An interesting case of biomimetrics comes from Norway’s Academy of Science and Letters in Oslo, where Signe Kjelstrup designed a fuel cell having the interior structure similar to that of the lungs. This is a case where both the shape and the function were imported from naturally-developed organisms.
Volkswagen has recently tested two of their most advanced clean car technologies in a long-range drive, between France and Italy. The Volkswagen Bora HY.POWER and the SunFuel Bora TDI (Jetta in the U.S.) were successfully driven over the Simplon Pass, once again proving their efficiency.
According to the company, this giant generator (large as a tractor trailer truck) is planned to be shipped to Ohio where it will be plugged into the power grid. Also being powered by hydrogen, it has a source of energy that can be extracted from a clean natural resource such as water.
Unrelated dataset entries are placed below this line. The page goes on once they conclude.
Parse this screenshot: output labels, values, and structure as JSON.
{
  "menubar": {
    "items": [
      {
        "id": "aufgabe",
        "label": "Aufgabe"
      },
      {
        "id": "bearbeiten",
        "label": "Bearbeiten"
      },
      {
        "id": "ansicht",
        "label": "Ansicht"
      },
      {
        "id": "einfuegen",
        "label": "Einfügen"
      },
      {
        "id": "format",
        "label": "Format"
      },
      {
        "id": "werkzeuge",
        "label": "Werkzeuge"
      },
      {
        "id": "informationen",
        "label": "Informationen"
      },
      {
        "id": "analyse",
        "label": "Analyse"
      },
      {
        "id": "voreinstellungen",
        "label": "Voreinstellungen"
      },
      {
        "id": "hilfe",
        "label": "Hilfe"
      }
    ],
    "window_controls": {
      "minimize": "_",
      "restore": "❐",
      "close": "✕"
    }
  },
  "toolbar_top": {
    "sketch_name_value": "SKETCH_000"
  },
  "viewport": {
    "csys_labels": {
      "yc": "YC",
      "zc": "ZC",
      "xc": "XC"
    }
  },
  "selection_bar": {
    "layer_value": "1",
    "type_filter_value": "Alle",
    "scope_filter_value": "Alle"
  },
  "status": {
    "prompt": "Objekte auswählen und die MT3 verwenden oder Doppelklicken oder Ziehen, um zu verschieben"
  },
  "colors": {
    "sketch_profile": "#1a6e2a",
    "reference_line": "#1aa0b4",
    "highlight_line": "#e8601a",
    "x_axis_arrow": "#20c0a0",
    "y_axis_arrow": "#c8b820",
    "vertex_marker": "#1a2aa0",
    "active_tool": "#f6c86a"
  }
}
Being the core of the dispute between early electric car adopters, hydrogen may be the solution to the electric movement, eventually even beating batteries by cleanliness. The technology behind hydrogen powered cars poses a few issues, though.
Waste vegetable oils have previously been used to fuel older diesel engines, but until now nobody succeeded to extract the hydrogen in them and to sequester the carbon dioxide with cheap and affordable technologies. Leeds University scientists have broken the ice and discovered an energy efficient method of extracting both hydrogen and carbon dioxide from otherwise disposable vegetable oils.
Researchers at Beijing’s Tsinghua University and NTU unveiled the first hydrogen-electric bus that will be from now on Singapore roads. Dubbed GreenLite, this eco-friendly bus only emits clean water and has zero carbon emission. Compared with other conventional buses, GreenLite does not run on fossil fuel and is powered by a combustion engine, which makes it very quiet.